UT’s Andy Cox surprised to be seventh-round pick

Andy Cox had every reason to believe the Major League Baseball draft would be a three-day process for him. The Tennessee senior left-hander figured someone would give him an opportunity to play professional baseball, but he didn’t expect it to come in the first 10 rounds.

But he received a call on Friday afternoon that told him things would move much faster than he expected.

“It was pretty surprising and shocking,” Cox said. “The Reds, I haven’t talked to the Reds all season. … The Reds scout called me in like the fourth round and he was just like, ‘I have you on my top senior list. I’ll call you back again. We’re going to most likely take you. No guarantee.’ I was like, ‘OK, sounds good.’ Then in the fifth, sixth round they called me again and said. ‘We’re going to take you next round.’ I was in complete shock. I couldn’t believe it. I didn’t expect to go that high. I was just praying for an opportunity no matter where it was.”

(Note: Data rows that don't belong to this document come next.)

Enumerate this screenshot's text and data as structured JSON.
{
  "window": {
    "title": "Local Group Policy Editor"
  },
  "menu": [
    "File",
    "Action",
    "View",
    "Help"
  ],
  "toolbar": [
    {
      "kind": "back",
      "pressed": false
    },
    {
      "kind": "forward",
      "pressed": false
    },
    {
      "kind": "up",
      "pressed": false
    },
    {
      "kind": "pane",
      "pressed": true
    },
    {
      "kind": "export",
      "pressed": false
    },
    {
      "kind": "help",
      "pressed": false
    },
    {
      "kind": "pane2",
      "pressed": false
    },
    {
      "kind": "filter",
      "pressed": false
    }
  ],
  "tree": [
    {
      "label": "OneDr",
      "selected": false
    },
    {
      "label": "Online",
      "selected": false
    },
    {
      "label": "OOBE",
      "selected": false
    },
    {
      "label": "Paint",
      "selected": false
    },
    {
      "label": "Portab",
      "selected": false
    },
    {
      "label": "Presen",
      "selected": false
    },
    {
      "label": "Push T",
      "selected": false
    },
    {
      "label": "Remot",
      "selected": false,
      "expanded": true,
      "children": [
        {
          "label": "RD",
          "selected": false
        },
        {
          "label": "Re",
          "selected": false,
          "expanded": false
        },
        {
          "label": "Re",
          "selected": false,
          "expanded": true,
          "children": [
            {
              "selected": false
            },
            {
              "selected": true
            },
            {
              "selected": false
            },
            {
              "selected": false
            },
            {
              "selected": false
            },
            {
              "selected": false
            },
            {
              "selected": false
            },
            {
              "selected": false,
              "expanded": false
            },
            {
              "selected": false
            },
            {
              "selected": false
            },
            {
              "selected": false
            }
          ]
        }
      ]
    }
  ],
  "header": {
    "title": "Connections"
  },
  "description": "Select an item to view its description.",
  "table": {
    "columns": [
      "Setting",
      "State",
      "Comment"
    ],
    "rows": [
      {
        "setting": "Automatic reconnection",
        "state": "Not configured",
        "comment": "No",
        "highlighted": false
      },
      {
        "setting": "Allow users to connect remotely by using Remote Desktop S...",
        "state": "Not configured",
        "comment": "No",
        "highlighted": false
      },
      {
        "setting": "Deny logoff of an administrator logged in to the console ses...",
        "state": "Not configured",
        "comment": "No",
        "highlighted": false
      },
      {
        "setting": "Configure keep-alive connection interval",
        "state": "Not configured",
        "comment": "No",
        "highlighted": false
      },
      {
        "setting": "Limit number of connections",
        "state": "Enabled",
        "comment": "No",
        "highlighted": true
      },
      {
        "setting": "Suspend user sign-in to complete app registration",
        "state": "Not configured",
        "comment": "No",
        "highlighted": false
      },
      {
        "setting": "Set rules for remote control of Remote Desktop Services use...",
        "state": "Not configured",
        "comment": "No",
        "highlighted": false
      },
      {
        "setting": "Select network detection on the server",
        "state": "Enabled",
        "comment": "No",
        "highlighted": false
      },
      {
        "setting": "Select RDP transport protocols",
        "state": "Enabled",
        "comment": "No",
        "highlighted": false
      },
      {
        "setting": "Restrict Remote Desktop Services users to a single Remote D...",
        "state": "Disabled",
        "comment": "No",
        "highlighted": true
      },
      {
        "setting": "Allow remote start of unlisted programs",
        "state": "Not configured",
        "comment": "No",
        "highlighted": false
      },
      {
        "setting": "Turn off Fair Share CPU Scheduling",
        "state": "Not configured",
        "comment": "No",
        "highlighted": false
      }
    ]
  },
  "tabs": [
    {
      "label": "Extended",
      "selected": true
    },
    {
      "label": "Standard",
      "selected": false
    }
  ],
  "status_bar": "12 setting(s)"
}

The Reds came through and picked Cox in the seventh round, 30 rounds higher than he went last season to the Oakland Athletics before he decided to return for his senior season.

Cox said he had been getting calls from the Cubs, Indians, Brewers, Giants, Tigers and Mariners but not the Reds. However, he said both he and the scout who signed him were excited that he and third baseman Nick Senzel would be in the same organization.

“When I found out the Reds were going to take me, I called Nick,” Cox said. “We were just so pumped for each other knowing that we get to be teammates again and see each other grow through this journey.”

Cox said he doesn’t know if the Reds want him to be a starter or a reliever at the next level, but he knows he has to improve his control after a 3-6 season in which he posted a 6.72 ERA, walking 50 batters but striking out 66.

“I just think throwing more strikes and just keeping the mentality that I know I deserve to be there,” Cox said. “A change-up, if I’m starting, a key change-up would be nice, but if I’m out of the bullpen, I can live off of two pitches, especially if it’s a lefty specialist kind of thing. But just throwing strikes and having fun.”